- On the Eastern Front, the northern wing of the Austro-Hungarian 2nd Army pushes through the Russian position at Podkamien, and forces the southern wing of the Russian 8th Army to fall back to the Ikwa River. As this advance is occurring, the Russians undertake their first major counteroffensive to the south today when elements of the Russian XI Corps advance this afternoon out of bridgeheads they had maintained on the west bank of the Sereth River just west of Trombowla. The advance strikes the inner wings of Südarmee (to the north) and the Austro-Hungarian 7th Army at a moment when the attention of their commanders are on attacks about to be launched elsewhere. On the southern wing of Südarmee, the Russians are able to push into the poorly-constructed defences of the Austro-Hungarian 55th Division, and counterattacks by the corps' reserve are unable to restore the situation. Just to the south the Russians are able to break through between the Austro-Hungarian 131st Brigade and 7th Division at Janow.
|The Russian counteroffensive along the Sereth River, Sept. 6th to 8th, 1915.|

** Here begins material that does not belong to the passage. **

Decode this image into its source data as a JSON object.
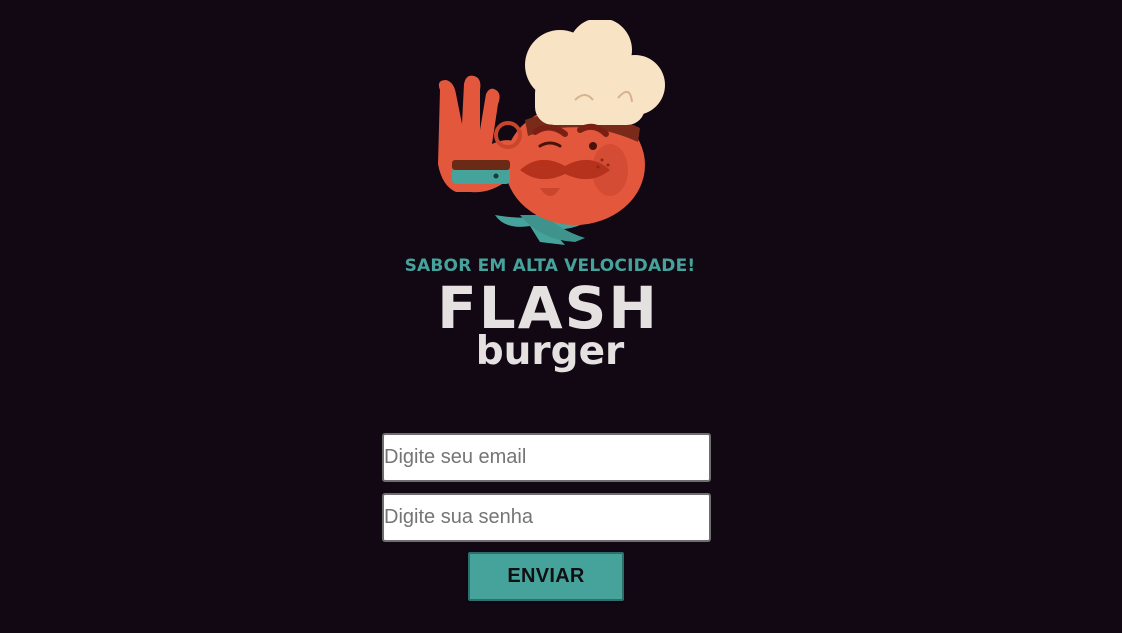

- With the approval of his government, Lieutenant-Colonel Ganchev signs the military convention at Pless by which Germany, Austria-Hungary, and Bulgaria agree to a five-year defensive treaty and the latter pledges to enter the war on the side of the former. For the campaign against Serbia, Germany and Austria-Hungary agree to commit six divisions each to an offensive against Serbia within thirty days, while Bulgaria will join the offensive within thirty-five days with four divisions. In return Bulgaria is promised Macedonia and additional Serbian territory east of the Morava River, and further should either Greece or Romania enter the war on the side of the Entente Bulgaria will be entitled to recover those lands lost in the Second Balkan War. The Germans agree to loan Bulgaria 200 million francs, while the latter agree to permit unimpeded transport of war material through Bulgarian territory to the Ottoman Empire. Finally, on the insistence of the Bulgarian government the convention stipulates that General Mackensen will be in overall command of the invasion of Serbia, a term as pleasing to Falkenhayn as it is upsetting to Conrad. Given the state of the Austro-Hungarian army and its abject failure in 1914 to conquer Serbia despite three separate offensives, it is entirely understandable that the Bulgarians want a German general to command the combined operation. Conrad naturally sees this (quite correctly) as an affront, given Austria-Hungary's view of the Balkans as falling within its sphere of influence, but he is in no position to object. It is also worth noting that on the German side the convention was negotiated and signed entirely by Falkenhayn and his staff - at no point was the civilian government of Germany involved in the decision, reflecting the growing power of the German army to dictate war policy within Germany.